Rodgers left Liverpool feeling like he had a point to prove, and on some level, he probably always knew he could never prove it at Celtic. Winning the Scottish league is expected at Celtic Park, and anything less than that is considered a failure. Sweeping all three available trophies within the country twice in two seasons was a history-making achievement, but hardly represented a triumph against the odds. Some people were surprised when he decided to trade in the easy life he enjoyed in Glasgow with a much harder task at Leicester, but he’s relished proving his doubters wrong.
You could make a strong case that this Leicester team is better than the side that won the Premier League. Jamie Vardy is still there, and he’s as good as he ever was. Every time Leicester play, you expect him to score. Wes Morgan, the side’s inspirational captain, is still an influence in the dressing room even if he doesn’t start every week. Kasper Schmeichel is still the same dependable presence in goal. Riyad Mahrez may have left to go chasing further trophies at Manchester City, but James Maddison has done an almost-unbelievable job of filling the hole he left. Nowhere does the team look weaker than it did four seasons ago.
Leicester’s fairy-tale run in 2015-2016 was incredible to watch, but it always felt like seeing a team flying by the seat of their pants. They got lucky at all the right moments. They pulled it out of the fire every time it seemed to be slipping away. Every single one of the players involved in that triumph played out of their skin. Rodgers’ Leicester team doesn’t feel like that. Everything they do feels calculated and deliberate. They’re not chancers – they’re clinical. Most teams would have taken pity on Southampton when the score was 4-0 or 5-0. Leicester didn’t. They kept pushing and hit the Saints for nine. They’re ruthless and relentless.
Direct comparisons shouldn’t be drawn between Leicester and Liverpool. As good as Leicester look going forward, they do not have Mohammad Salah, Roberto Firminho, and Sadio Mane. Rodgers’ track record is good, but he is not Jurgen Klopp. Leicester doesn’t have a Champions League trophy in their cabinet, and they don’t have the incessant form that Liverpool have shown over the past twelve months. They are, however, on a formidable run yet again. Their confidence is high, and they’re still getting better. If Liverpool were to drop points – which almost never looks likely – Rodgers and Leicester will take note of that even if they publicly deny that they’re hunting for the title.
There’s a lot of football to play between now and May. Leicester could fall away again.
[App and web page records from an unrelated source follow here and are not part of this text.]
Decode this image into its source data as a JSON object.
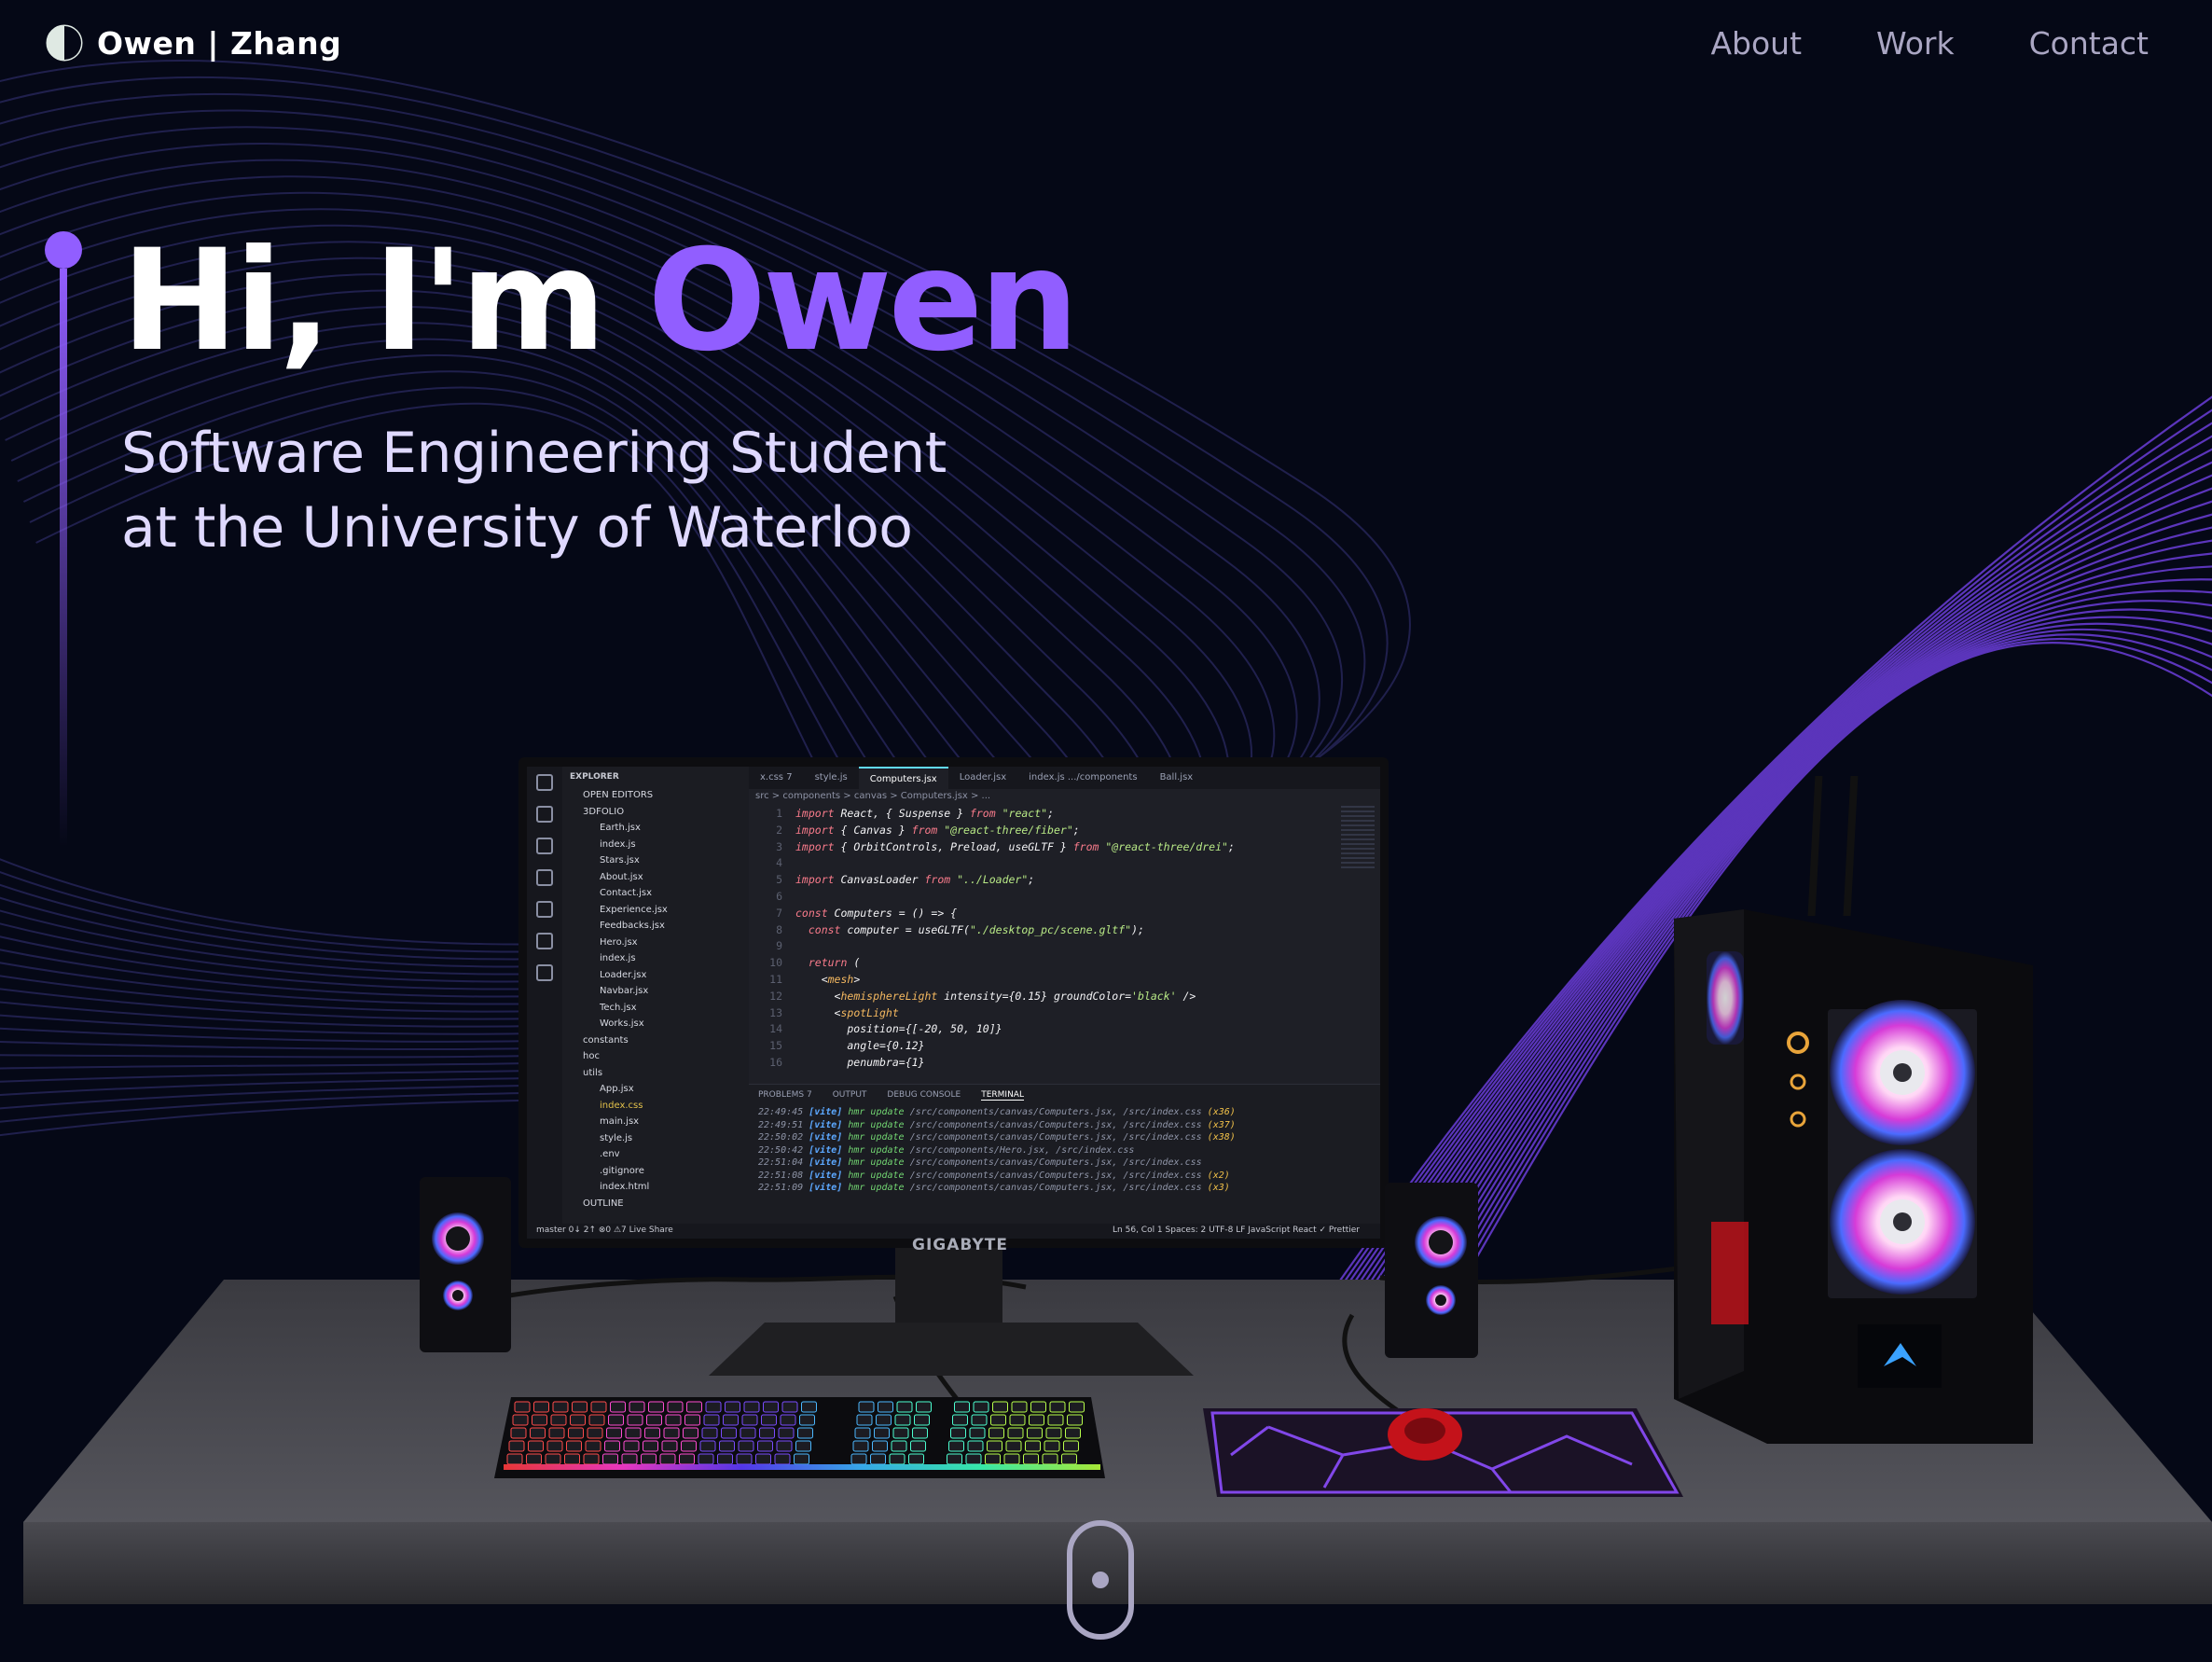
{
  "navbar": {
    "brand_first": "Owen",
    "brand_separator": "|",
    "brand_last": "Zhang",
    "links": [
      "About",
      "Work",
      "Contact"
    ]
  },
  "hero": {
    "greeting": "Hi, I'm ",
    "name": "Owen",
    "subtitle_line1": "Software Engineering Student",
    "subtitle_line2": "at the University of Waterloo"
  },
  "monitor": {
    "brand": "GIGABYTE",
    "editor": {
      "explorer_header": "EXPLORER",
      "explorer_rows": [
        {
          "label": "OPEN EDITORS",
          "type": "folder"
        },
        {
          "label": "3DFOLIO",
          "type": "folder"
        },
        {
          "label": "Earth.jsx",
          "type": "file"
        },
        {
          "label": "index.js",
          "type": "file"
        },
        {
          "label": "Stars.jsx",
          "type": "file"
        },
        {
          "label": "About.jsx",
          "type": "file"
        },
        {
          "label": "Contact.jsx",
          "type": "file"
        },
        {
          "label": "Experience.jsx",
          "type": "file"
        },
        {
          "label": "Feedbacks.jsx",
          "type": "file"
        },
        {
          "label": "Hero.jsx",
          "type": "file"
        },
        {
          "label": "index.js",
          "type": "file"
        },
        {
          "label": "Loader.jsx",
          "type": "file"
        },
        {
          "label": "Navbar.jsx",
          "type": "file"
        },
        {
          "label": "Tech.jsx",
          "type": "file"
        },
        {
          "label": "Works.jsx",
          "type": "file"
        },
        {
          "label": "constants",
          "type": "folder"
        },
        {
          "label": "hoc",
          "type": "folder"
        },
        {
          "label": "utils",
          "type": "folder"
        },
        {
          "label": "App.jsx",
          "type": "file"
        },
        {
          "label": "index.css",
          "type": "file-modified"
        },
        {
          "label": "main.jsx",
          "type": "file"
        },
        {
          "label": "style.js",
          "type": "file"
        },
        {
          "label": ".env",
          "type": "file"
        },
        {
          "label": ".gitignore",
          "type": "file"
        },
        {
          "label": "index.html",
          "type": "file"
        },
        {
          "label": "OUTLINE",
          "type": "folder"
        }
      ],
      "tabs": [
        "x.css 7",
        "style.js",
        "Computers.jsx",
        "Loader.jsx",
        "index.js .../components",
        "Ball.jsx"
      ],
      "active_tab": "Computers.jsx",
      "breadcrumb": "src > components > canvas > Computers.jsx > ...",
      "code_lines": [
        {
          "n": "1",
          "code": "import React, { Suspense } from \"react\";"
        },
        {
          "n": "2",
          "code": "import { Canvas } from \"@react-three/fiber\";"
        },
        {
          "n": "3",
          "code": "import { OrbitControls, Preload, useGLTF } from \"@react-three/drei\";"
        },
        {
          "n": "4",
          "code": ""
        },
        {
          "n": "5",
          "code": "import CanvasLoader from \"../Loader\";"
        },
        {
          "n": "6",
          "code": ""
        },
        {
          "n": "7",
          "code": "const Computers = () => {"
        },
        {
          "n": "8",
          "code": "  const computer = useGLTF(\"./desktop_pc/scene.gltf\");"
        },
        {
          "n": "9",
          "code": ""
        },
        {
          "n": "10",
          "code": "  return ("
        },
        {
          "n": "11",
          "code": "    <mesh>"
        },
        {
          "n": "12",
          "code": "      <hemisphereLight intensity={0.15} groundColor='black' />"
        },
        {
          "n": "13",
          "code": "      <spotLight"
        },
        {
          "n": "14",
          "code": "        position={[-20, 50, 10]}"
        },
        {
          "n": "15",
          "code": "        angle={0.12}"
        },
        {
          "n": "16",
          "code": "        penumbra={1}"
        }
      ],
      "panel_tabs": [
        "PROBLEMS 7",
        "OUTPUT",
        "DEBUG CONSOLE",
        "TERMINAL"
      ],
      "terminal_lines": [
        {
          "time": "22:49:45",
          "msg": "hmr update /src/components/canvas/Computers.jsx, /src/index.css",
          "count": "(x36)"
        },
        {
          "time": "22:49:51",
          "msg": "hmr update /src/components/canvas/Computers.jsx, /src/index.css",
          "count": "(x37)"
        },
        {
          "time": "22:50:02",
          "msg": "hmr update /src/components/canvas/Computers.jsx, /src/index.css",
          "count": "(x38)"
        },
        {
          "time": "22:50:42",
          "msg": "hmr update /src/components/Hero.jsx, /src/index.css",
          "count": ""
        },
        {
          "time": "22:51:04",
          "msg": "hmr update /src/components/canvas/Computers.jsx, /src/index.css",
          "count": ""
        },
        {
          "time": "22:51:08",
          "msg": "hmr update /src/components/canvas/Computers.jsx, /src/index.css",
          "count": "(x2)"
        },
        {
          "time": "22:51:09",
          "msg": "hmr update /src/components/canvas/Computers.jsx, /src/index.css",
          "count": "(x3)"
        }
      ],
      "status_left": "master  0↓ 2↑  ⊗0 ⚠7  Live Share",
      "status_right": "Ln 56, Col 1   Spaces: 2   UTF-8   LF   JavaScript React   ✓ Prettier"
    }
  },
  "colors": {
    "background": "#050816",
    "accent": "#915eff",
    "nav_link": "#aaa6c3",
    "subtitle": "#dfd9ff"
  },
  "icons": {
    "brand_logo": "half-moon-circle-icon",
    "scroll_indicator": "mouse-scroll-icon"
  }
}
Liverpool could win every single game they have left, or they could lose to Manchester City, Manchester United, Chelsea, and Tottenham. They could even lose to Leicester. If they did, what currently looks like a one-horse race could suddenly turn back into an open field. Leicester City shouldn’t be ruled out of the hunt if that happens. A lot of people tried to do that in 2016, and they were left with egg on their faces.
Could Leicester City be champions of England again? Stranger things have happened, and at the King Power stadium, they’ve happened within recent history.